Meanwhile, while Mariko Tamaki’s narrative might feel a little thin, you can’t deny that Elena Casagrande absolutely crushes their story together. I get where Tamaki is coming from - the idea of a government interrogation turning into an outright interrogation of Diana’s seemingly futile mission to stop the forces of War - but like many of Wonder Woman’s other stories over the years, it’s easy for that sort of philosophical treatise to turn into word salad rather than something that engages with readers emotionally. What feels visceral, however, is the expressiveness that Casagrande gives Diana as she carries someone out of a burning building, or as she pulls a smarmy government agent by his shirt.
Perhaps the most counterintuitive story of the bunch might be from writers Shannon and Dean Hale and artist Riley Rossmo… but while they thumb their noses as the rigid formality of Themyscira’s characterization over the years, it’s a surprisingly charming affair. Rather than present Wonder Woman as an unattainably perfect demigoddess slumming it with us mere mortals, the Hales throw in some of that human messiness into the mix, as even Diana gets to experience an overwrought mother kvetching over why her daughter never calls or visits. Like Rossmo’s distorted but expressive artwork, this story is probably the most acquired taste of the bunch, but I’d say that they might be onto something - a way to make comic book Diana just as endearing and appealing as her cinematic counterpart.

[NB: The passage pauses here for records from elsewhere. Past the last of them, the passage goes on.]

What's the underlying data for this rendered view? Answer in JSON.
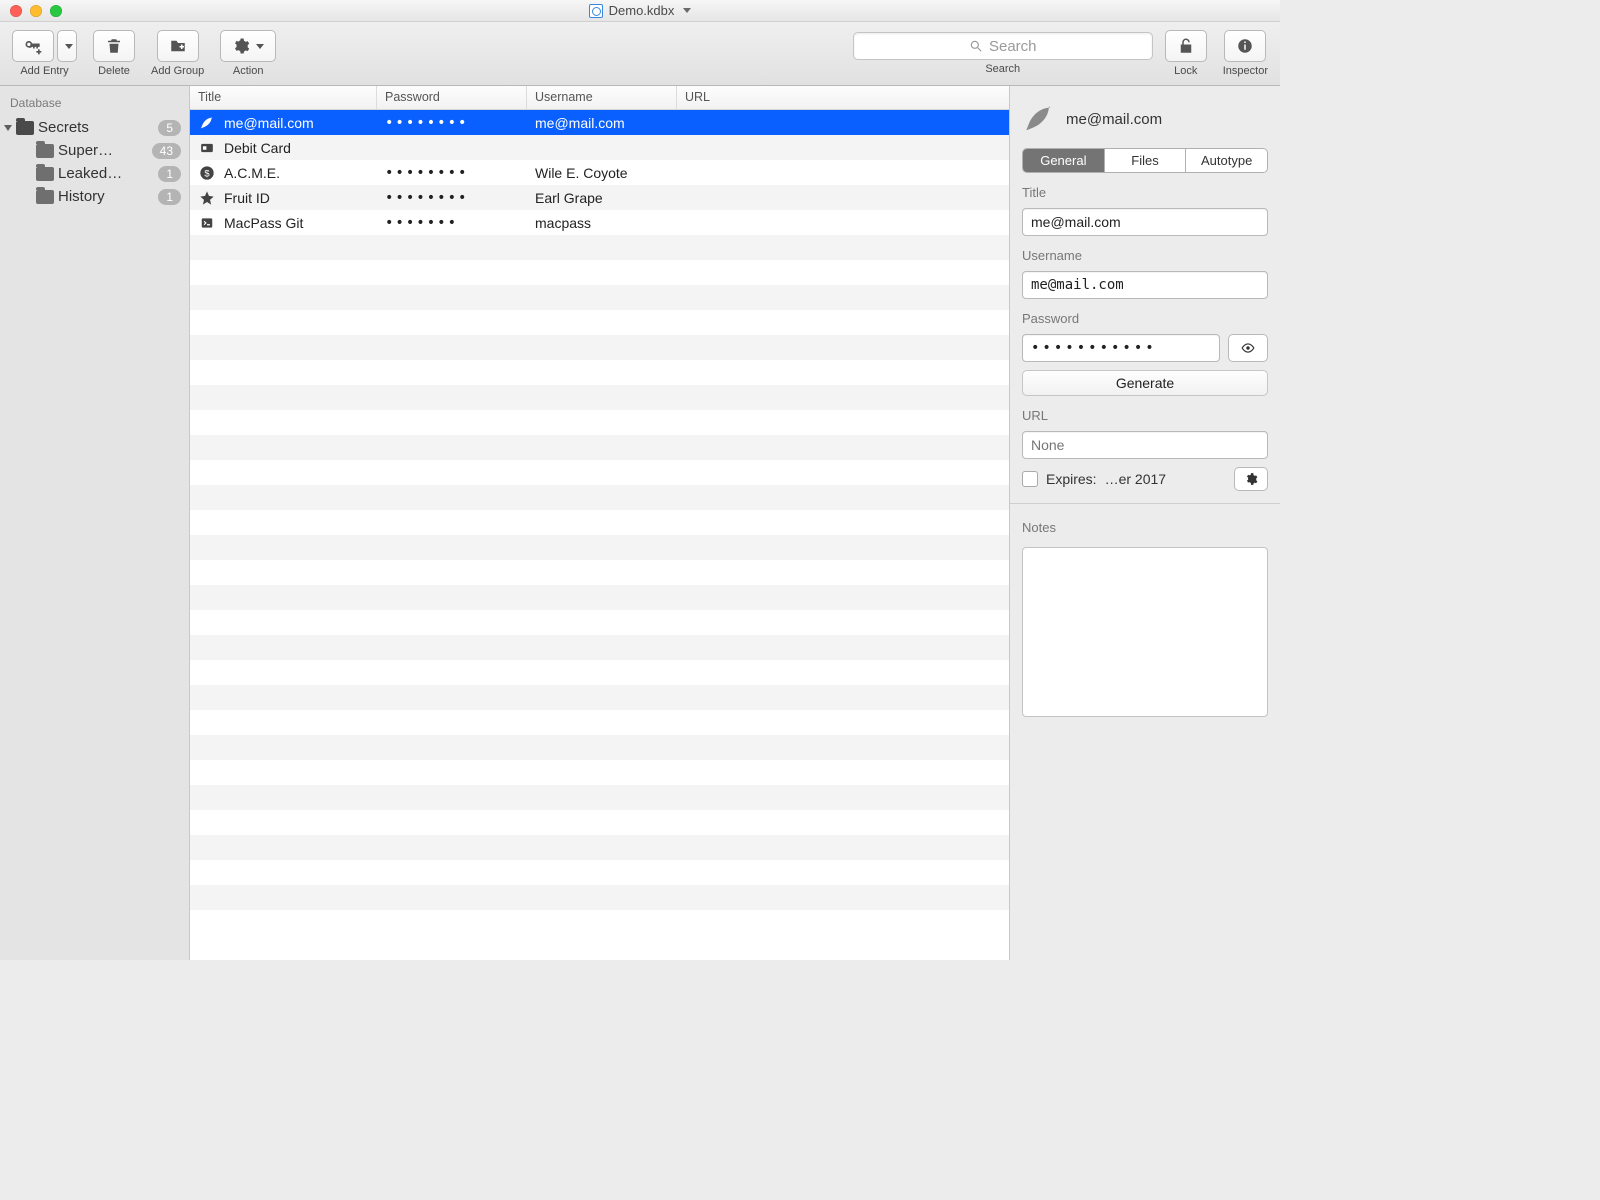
{
  "window": {
    "title": "Demo.kdbx"
  },
  "toolbar": {
    "addEntry": "Add Entry",
    "delete": "Delete",
    "addGroup": "Add Group",
    "action": "Action",
    "lock": "Lock",
    "inspector": "Inspector"
  },
  "search": {
    "placeholder": "Search",
    "label": "Search"
  },
  "sidebar": {
    "heading": "Database",
    "root": {
      "label": "Secrets",
      "count": "5"
    },
    "children": [
      {
        "label": "Super…",
        "count": "43"
      },
      {
        "label": "Leaked…",
        "count": "1"
      },
      {
        "label": "History",
        "count": "1"
      }
    ]
  },
  "table": {
    "columns": {
      "title": "Title",
      "password": "Password",
      "username": "Username",
      "url": "URL"
    },
    "rows": [
      {
        "icon": "feather",
        "title": "me@mail.com",
        "password": "••••••••",
        "username": "me@mail.com",
        "url": "",
        "selected": true
      },
      {
        "icon": "card",
        "title": "Debit Card",
        "password": "",
        "username": "",
        "url": ""
      },
      {
        "icon": "dollar",
        "title": "A.C.M.E.",
        "password": "••••••••",
        "username": "Wile E. Coyote",
        "url": ""
      },
      {
        "icon": "star",
        "title": "Fruit ID",
        "password": "••••••••",
        "username": "Earl Grape",
        "url": ""
      },
      {
        "icon": "terminal",
        "title": "MacPass Git",
        "password": "•••••••",
        "username": "macpass",
        "url": ""
      }
    ]
  },
  "inspector": {
    "heading": "me@mail.com",
    "tabs": {
      "general": "General",
      "files": "Files",
      "autotype": "Autotype"
    },
    "labels": {
      "title": "Title",
      "username": "Username",
      "password": "Password",
      "url": "URL",
      "notes": "Notes"
    },
    "values": {
      "title": "me@mail.com",
      "username": "me@mail.com",
      "password": "•••••••••••",
      "urlPlaceholder": "None"
    },
    "generate": "Generate",
    "expires": {
      "label": "Expires:",
      "value": "…er 2017"
    }
  }
}
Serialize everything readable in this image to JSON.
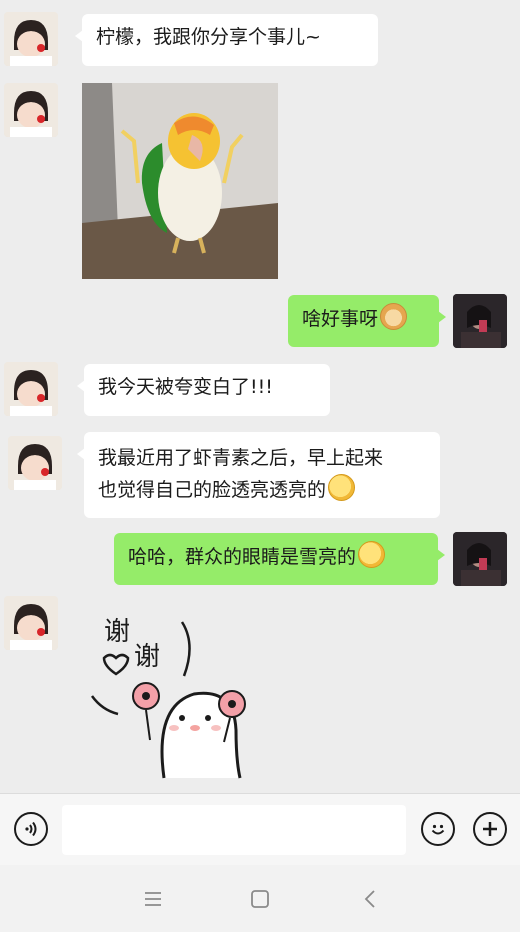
{
  "messages": {
    "m1": {
      "sender": "left",
      "text": "柠檬，我跟你分享个事儿~"
    },
    "m3": {
      "sender": "right",
      "text": "啥好事呀",
      "emoji_icon": "doge-emoji"
    },
    "m4": {
      "sender": "left",
      "text": "我今天被夸变白了!!!"
    },
    "m5": {
      "sender": "left",
      "line1": "我最近用了虾青素之后，早上起来",
      "line2": "也觉得自己的脸透亮透亮的",
      "emoji_icon": "ok-hand-emoji"
    },
    "m6": {
      "sender": "right",
      "text": "哈哈，群众的眼睛是雪亮的",
      "emoji_icon": "ok-hand-emoji"
    },
    "m7": {
      "sender": "left",
      "sticker_text": "谢谢"
    }
  },
  "colors": {
    "chat_bg": "#ededed",
    "bubble_left": "#ffffff",
    "bubble_right": "#95ec69",
    "text": "#1b1b1b"
  },
  "input_bar": {
    "voice_icon": "voice-icon",
    "emoji_icon": "smiley-icon",
    "plus_icon": "plus-icon"
  },
  "nav_bar": {
    "icons": [
      "menu-icon",
      "home-square-icon",
      "back-chevron-icon"
    ]
  }
}
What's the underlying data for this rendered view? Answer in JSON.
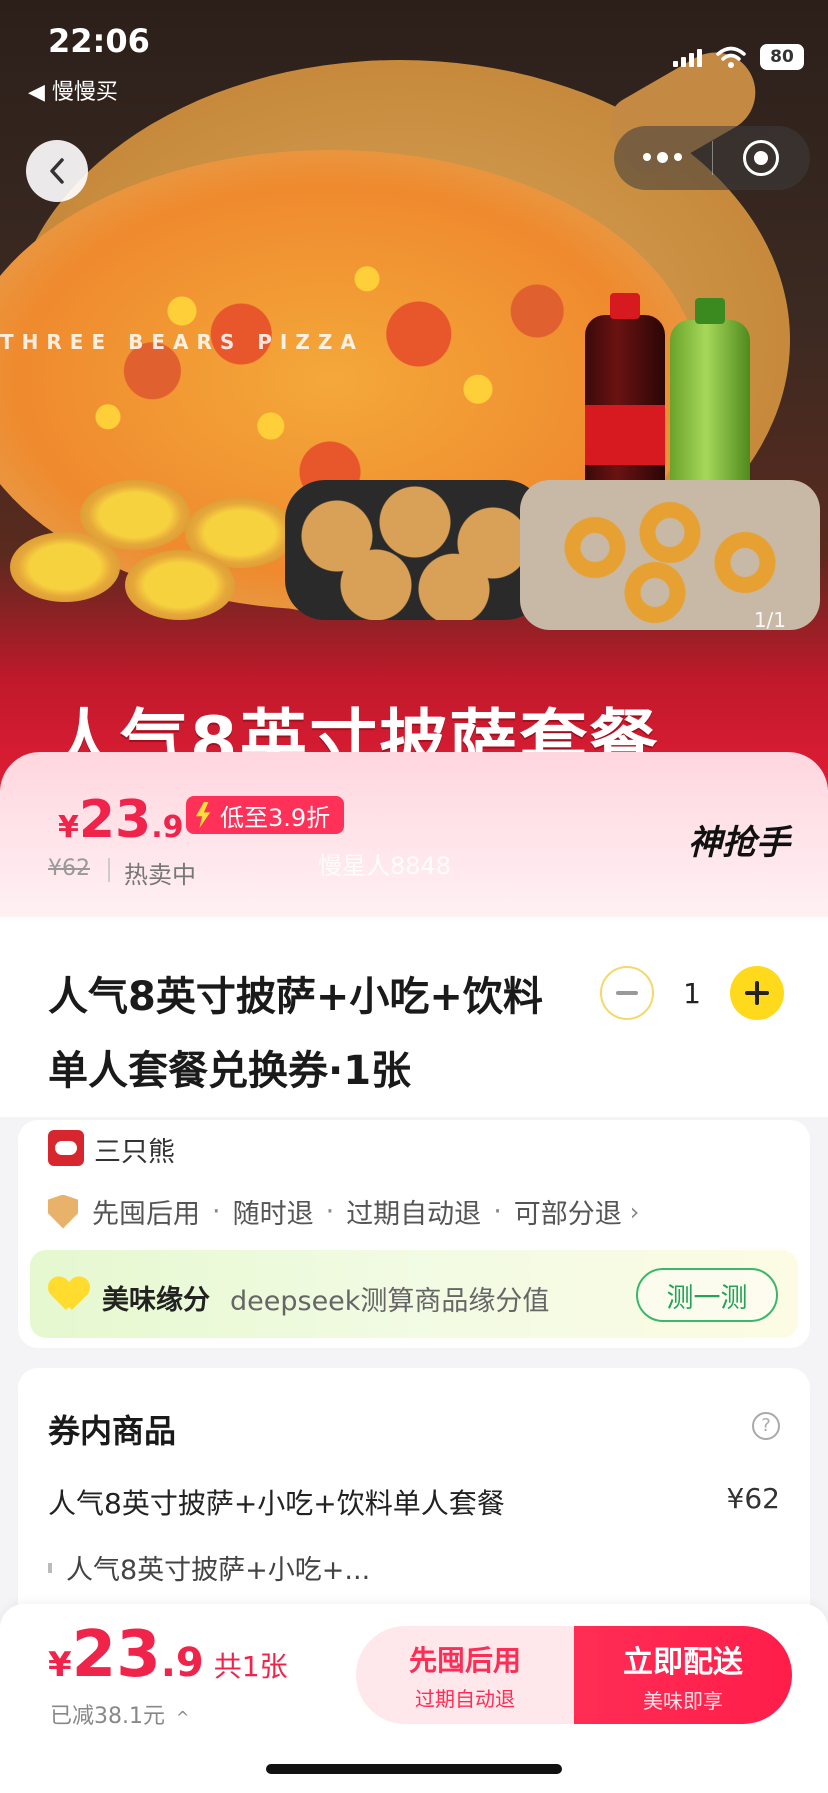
{
  "status_bar": {
    "time": "22:06",
    "back_app": "◀ 慢慢买",
    "battery": "80",
    "icons": [
      "signal-icon",
      "wifi-icon",
      "battery-icon"
    ]
  },
  "hero": {
    "banner_text": "人气8英寸披萨套餐",
    "brand_watermark": "THREE BEARS PIZZA",
    "image_counter": "1/1"
  },
  "price_card": {
    "currency": "¥",
    "price_int": "23",
    "price_dec": ".9",
    "discount_tag": "低至3.9折",
    "original_price": "¥62",
    "status": "热卖中",
    "program_logo": "神抢手",
    "watermark": "慢星人8848"
  },
  "product": {
    "title": "人气8英寸披萨+小吃+饮料单人套餐兑换券·1张",
    "quantity": "1"
  },
  "shop": {
    "name": "三只熊",
    "guarantees": [
      "先囤后用",
      "随时退",
      "过期自动退",
      "可部分退"
    ],
    "separator": "·",
    "chevron": "›"
  },
  "fate": {
    "title": "美味缘分",
    "description": "deepseek测算商品缘分值",
    "button_label": "测一测"
  },
  "voucher": {
    "section_title": "券内商品",
    "help": "?",
    "item_name": "人气8英寸披萨+小吃+饮料单人套餐",
    "item_price": "¥62",
    "sub_item": "人气8英寸披萨+小吃+..."
  },
  "bottom_bar": {
    "currency": "¥",
    "price_int": "23",
    "price_dec": ".9",
    "count": "共1张",
    "saved": "已减38.1元",
    "saved_chevron": "^",
    "later_title": "先囤后用",
    "later_sub": "过期自动退",
    "buy_title": "立即配送",
    "buy_sub": "美味即享"
  },
  "colors": {
    "accent": "#f0244b",
    "button_primary": "#ff2d55",
    "plus_button": "#ffd91b",
    "fate_button": "#39b86a"
  }
}
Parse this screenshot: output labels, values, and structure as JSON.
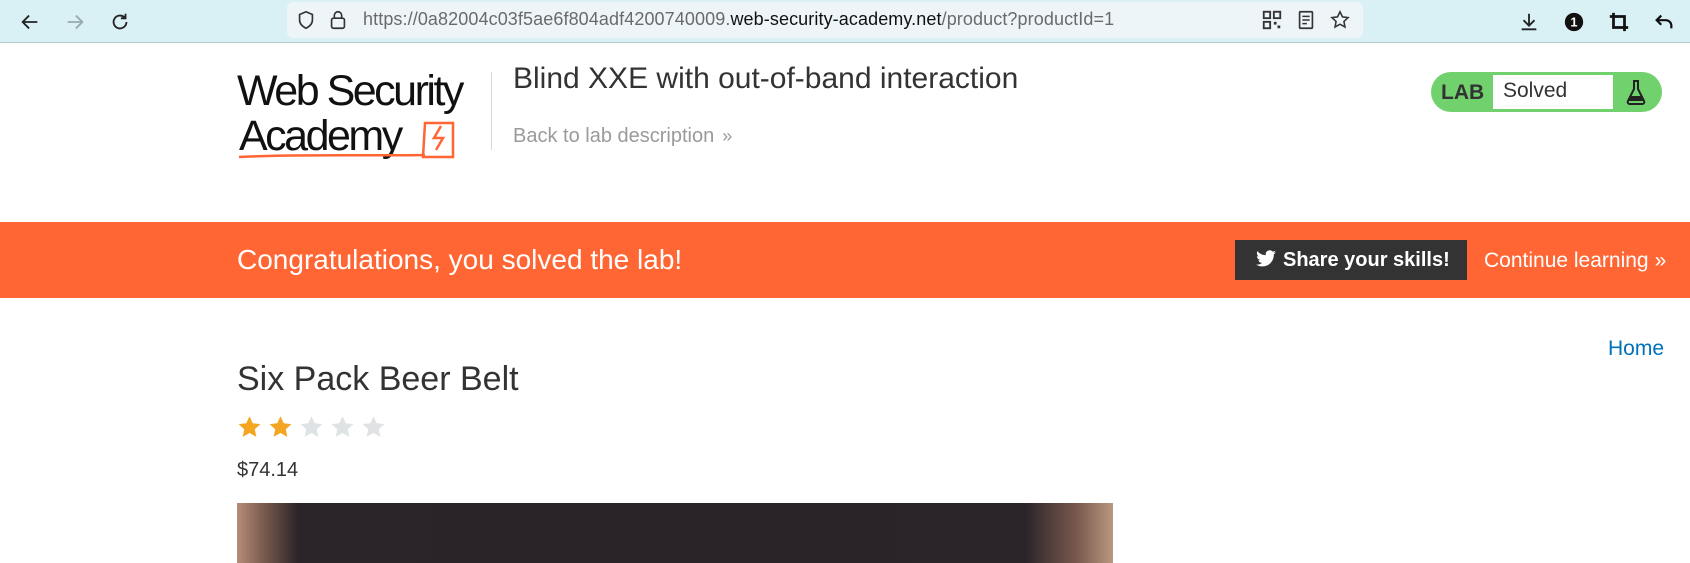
{
  "browser": {
    "url_prefix": "https://0a82004c03f5ae6f804adf4200740009.",
    "url_host": "web-security-academy.net",
    "url_path": "/product?productId=1",
    "notification_count": "1",
    "icons": [
      "back-icon",
      "forward-icon",
      "reload-icon",
      "shield-icon",
      "lock-icon",
      "qr-code-icon",
      "reader-view-icon",
      "bookmark-star-icon",
      "download-icon",
      "extension-badge-icon",
      "crop-icon",
      "undo-icon"
    ]
  },
  "header": {
    "logo_line1": "Web Security",
    "logo_line2": "Academy",
    "lab_title": "Blind XXE with out-of-band interaction",
    "back_link": "Back to lab description",
    "back_chevron": "»",
    "lab_status_label": "LAB",
    "lab_status_value": "Solved"
  },
  "banner": {
    "message": "Congratulations, you solved the lab!",
    "share_button": "Share your skills!",
    "continue_link": "Continue learning",
    "continue_chevron": "»"
  },
  "product": {
    "home_link": "Home",
    "title": "Six Pack Beer Belt",
    "rating": 2,
    "rating_max": 5,
    "price": "$74.14"
  },
  "colors": {
    "banner": "#ff6633",
    "lab_status": "#70d16d",
    "star_filled": "#f4a623",
    "star_empty": "#dfe3e6",
    "link": "#0071bc",
    "toolbar": "#d9f0f4"
  }
}
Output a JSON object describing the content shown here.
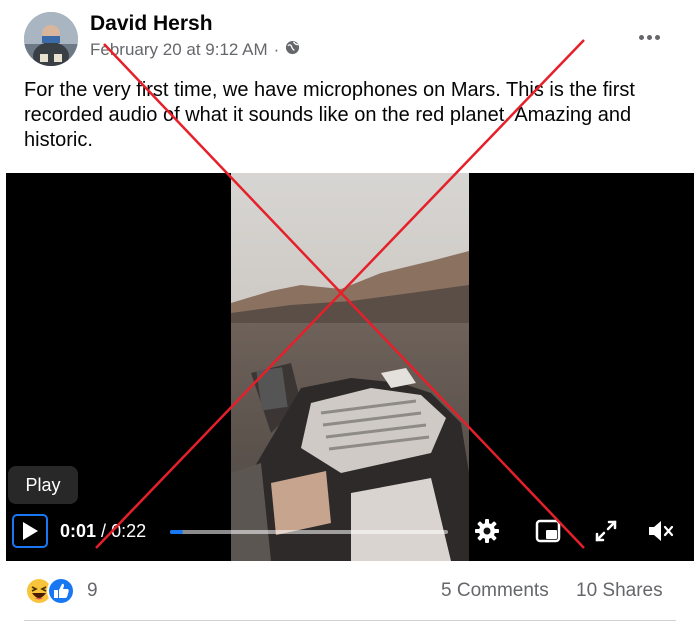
{
  "post": {
    "author": "David Hersh",
    "date": "February 20 at 9:12 AM",
    "separator": "·",
    "privacy_icon": "globe-icon",
    "more_icon": "more-options-icon",
    "text": "For the very first time, we have microphones on Mars. This is the first recorded audio of what it sounds like on the red planet. Amazing and historic."
  },
  "video": {
    "tooltip": "Play",
    "current_time": "0:01",
    "time_separator": "/",
    "duration": "0:22",
    "progress_fraction": 0.045,
    "icons": [
      "play-icon",
      "settings-icon",
      "picture-in-picture-icon",
      "fullscreen-icon",
      "mute-icon"
    ]
  },
  "footer": {
    "reaction_icons": [
      "haha-icon",
      "like-icon"
    ],
    "reaction_count": "9",
    "comments": "5 Comments",
    "shares": "10 Shares"
  },
  "colors": {
    "brand_blue": "#1877f2",
    "cross_red": "#e5202a",
    "muted_text": "#65676b"
  }
}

That said, some of the other stories don’t quite hit as hard. Kami Garcia and Phil Hester’s story about Diana trying to find her path feels a bit like the runt of the litter, bouncing around Paradise Island a bit too placidly to hook readers or give Hester much to do visually. Fans of DC Comics Bombshells will love Marguerite Bennett and Laura Braga bringing back the cult classic team, but those who haven’t read the series will be lost given the wordy retrospective. In terms of sheer Q-rating, Scott Snyder and Bryan Hitch are perhaps the heaviest hitters of the bunch. While their execution is solid on a technical basis - beyond a few hiccups in Hitch’s rendering - I’d argue their Roosevelt-centric narrative almost feels more like a Captain America story, and beyond cinematic synergy, we don’t really get enough fallout from the story’s continuity tweaking to justify the shift in time period yet. It’s not a bad story by any means, but the concept sticks out a bit.
Batman has "Year One." Superman has All-Star. But Wonder Woman has never been quite as simple or as straightforward with her characterization - and perhaps it’s fitting that her 750th anniversary issue follows suit. While she was born on Earth, Wonder Woman’s central tenets at times feel more alien than anything a boy from Krypton could espouse - while Superman is aspirational on an individual basis, Diana Prince feels aspirational on a global scale, bringing a style of crimefighting that feels so different from anything else the DC pantheon has to offer. In that regard, Orlando, Merino and company are fighting uphill, telling a story that on a market level has to adhere to Big Two standards will slipping in counterprogramming that at times feels subversive. But as a result, it makes Wonder Woman #750 a book that is for patient readers only, even if some of the bigger fireworks occur in this anniversary issue’s back pages.